“Nothing is lost . . . everything is transformed.”
Remember that from your high school science class? No doubt true enough on a molecular level, but try telling it to the poor soul who’s praying to Saint Anthony to find his car keys.
It seems an appropriate bit of wisdom for us here at WWD, though: This thumping new weekly is, in real terms, our transformation. It’s a cumulative build on 105 years of reporting on the fashion, retail and beauty industries.
In concert with an incessant stream of news on WWD.com, wide-reaching social media, a daily PDF and decades-rich archives (that’s the “nothing is lost” part), this new weekly will offer context, trends, deeper analysis and compelling imagery. We’ll dig into the fashion, social, cultural and economic developments underpinning a business that’s shot through with contradictions: high/low, chic/vulgar, humble/egomaniacal, authentic/ pretentious, celebratory/tragic.

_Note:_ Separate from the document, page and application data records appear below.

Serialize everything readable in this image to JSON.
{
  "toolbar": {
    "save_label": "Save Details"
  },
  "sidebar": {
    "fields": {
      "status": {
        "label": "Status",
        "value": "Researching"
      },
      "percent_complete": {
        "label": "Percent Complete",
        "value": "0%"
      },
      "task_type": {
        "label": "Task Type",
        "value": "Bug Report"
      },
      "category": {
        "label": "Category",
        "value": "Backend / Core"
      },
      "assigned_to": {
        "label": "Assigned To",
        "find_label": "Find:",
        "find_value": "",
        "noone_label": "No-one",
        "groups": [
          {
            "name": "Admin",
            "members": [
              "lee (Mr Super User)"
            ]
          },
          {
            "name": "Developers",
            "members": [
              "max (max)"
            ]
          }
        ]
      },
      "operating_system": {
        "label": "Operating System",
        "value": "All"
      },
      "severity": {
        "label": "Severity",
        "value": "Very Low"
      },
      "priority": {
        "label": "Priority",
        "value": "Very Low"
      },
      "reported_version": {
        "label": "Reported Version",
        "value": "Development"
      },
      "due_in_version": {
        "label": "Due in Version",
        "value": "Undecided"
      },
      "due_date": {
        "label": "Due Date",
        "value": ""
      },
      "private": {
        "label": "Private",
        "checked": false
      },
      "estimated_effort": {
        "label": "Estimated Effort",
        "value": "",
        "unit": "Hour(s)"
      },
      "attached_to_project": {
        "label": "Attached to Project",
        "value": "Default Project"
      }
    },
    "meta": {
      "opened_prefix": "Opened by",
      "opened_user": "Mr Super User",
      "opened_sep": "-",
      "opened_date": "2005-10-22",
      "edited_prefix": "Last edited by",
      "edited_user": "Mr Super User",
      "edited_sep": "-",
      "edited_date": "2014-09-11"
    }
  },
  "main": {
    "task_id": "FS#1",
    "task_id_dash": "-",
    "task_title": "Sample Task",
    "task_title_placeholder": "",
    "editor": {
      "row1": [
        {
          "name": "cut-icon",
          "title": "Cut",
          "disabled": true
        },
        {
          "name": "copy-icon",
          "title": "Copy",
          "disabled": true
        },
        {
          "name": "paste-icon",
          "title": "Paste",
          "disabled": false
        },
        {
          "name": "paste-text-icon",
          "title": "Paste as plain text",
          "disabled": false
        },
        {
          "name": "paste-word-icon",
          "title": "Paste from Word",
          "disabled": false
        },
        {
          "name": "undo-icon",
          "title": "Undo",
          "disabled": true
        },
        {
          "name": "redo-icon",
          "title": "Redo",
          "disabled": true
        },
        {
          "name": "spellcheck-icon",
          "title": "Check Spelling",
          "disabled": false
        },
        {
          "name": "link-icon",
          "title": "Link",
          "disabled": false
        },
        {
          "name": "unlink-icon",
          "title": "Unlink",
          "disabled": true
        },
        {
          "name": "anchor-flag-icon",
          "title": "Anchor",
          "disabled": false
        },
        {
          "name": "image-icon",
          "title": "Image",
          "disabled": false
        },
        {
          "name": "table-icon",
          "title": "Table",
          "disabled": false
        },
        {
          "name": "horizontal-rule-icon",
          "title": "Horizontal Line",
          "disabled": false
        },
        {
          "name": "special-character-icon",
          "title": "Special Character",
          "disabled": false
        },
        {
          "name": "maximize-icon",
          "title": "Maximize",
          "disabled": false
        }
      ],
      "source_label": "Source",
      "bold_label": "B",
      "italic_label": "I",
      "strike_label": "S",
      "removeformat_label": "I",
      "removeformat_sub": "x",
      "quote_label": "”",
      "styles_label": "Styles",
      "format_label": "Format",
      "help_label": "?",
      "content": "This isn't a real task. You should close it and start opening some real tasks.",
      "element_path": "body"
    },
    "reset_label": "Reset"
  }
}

So what exactly is this? A newsweekly? A fashion weekly? An evolved species? Yes, yes and yes.
Our primary mission is clear: inform the industry via our international network of reporters and editors, while not forgetting that the civilian population following the fashion world has never been more fascinated with its insider exotica. Whatever the reader’s objective, we’ll continue to deliver the inside baseball.
This week, our cover story, The WWD Six, takes us out on a limb, but as the saying goes, that’s where the fruit is. In our ongoing fascination with creative/commercial tension, we talked to fashion directors, financial players and retail executives around the world and asked them which designers have the staying power and commercial instincts to go big, really big, someday. So we’re not talking pure creativity; that’s a given just to be considered for the list.
Remember the now-famous Antwerp Six, so tagged in 1987? Dries Van Noten, Ann Demeulemeester, Dirk Van Saene, Marina Yee, Walter Van Beirendonck and Dirk Bikkembergs. Whether dark and brooding, deconstructive, minimal or outrageous, the “Twerpers” were noted for their fierce independence. We wanted to look at today’s developing scene a little differently, weighing creative credentials with a designer’s right-brain capacity for delivering the business over the long haul.
Narrowing the list was tough. There are many ambitious design talents out there and some excluded from this final list could one day be household names running billion-dollar enterprises.
With lots of pain, we culled those talents to The WWD Six: Alexander Wang, The Row, Proenza Schouler, J.W. Anderson, Sacai and Christopher Kane. OK, The Row’s Mary-Kate Olsen and Ashley Olsen and Proenza Schoul- er’s Jack McCollough and Lazaro Hernandez technically make it eight designers, but six labels. No apologies.
Each of these designers and brands had wide support from our diverse sample, with Wang the closest thing to a unanimous choice. The biggest surprise was Sacai’s Chitose Abe, whose quiet ways run counter to the nearly clichéd persona of designer-as-celeb. We’re calling her “The Enigma.” A favorite quote in our profile of Abe: “I try to create a balance between stability and betrayal.” Cerebral, yes. And the retailers love it.
Common to this elite group is not only a distinctive aesthetic, but a practical awareness that creativity ultimately serves their businesses.
Also common to The Six for this issue: the arresting photographs by Nigel Parry. Dispatched to three continents over six days, Parry produced beautiful work on the fly, and with nary a peep of complaint. You’ve heard about diva photographers? Parry’s the refreshing yin to that unfortunate yang. His adventure was not unlike that of WWD’s intrepid staff, who shipped this 250-page publication in three days.
Take a deep breath, this is only Week One.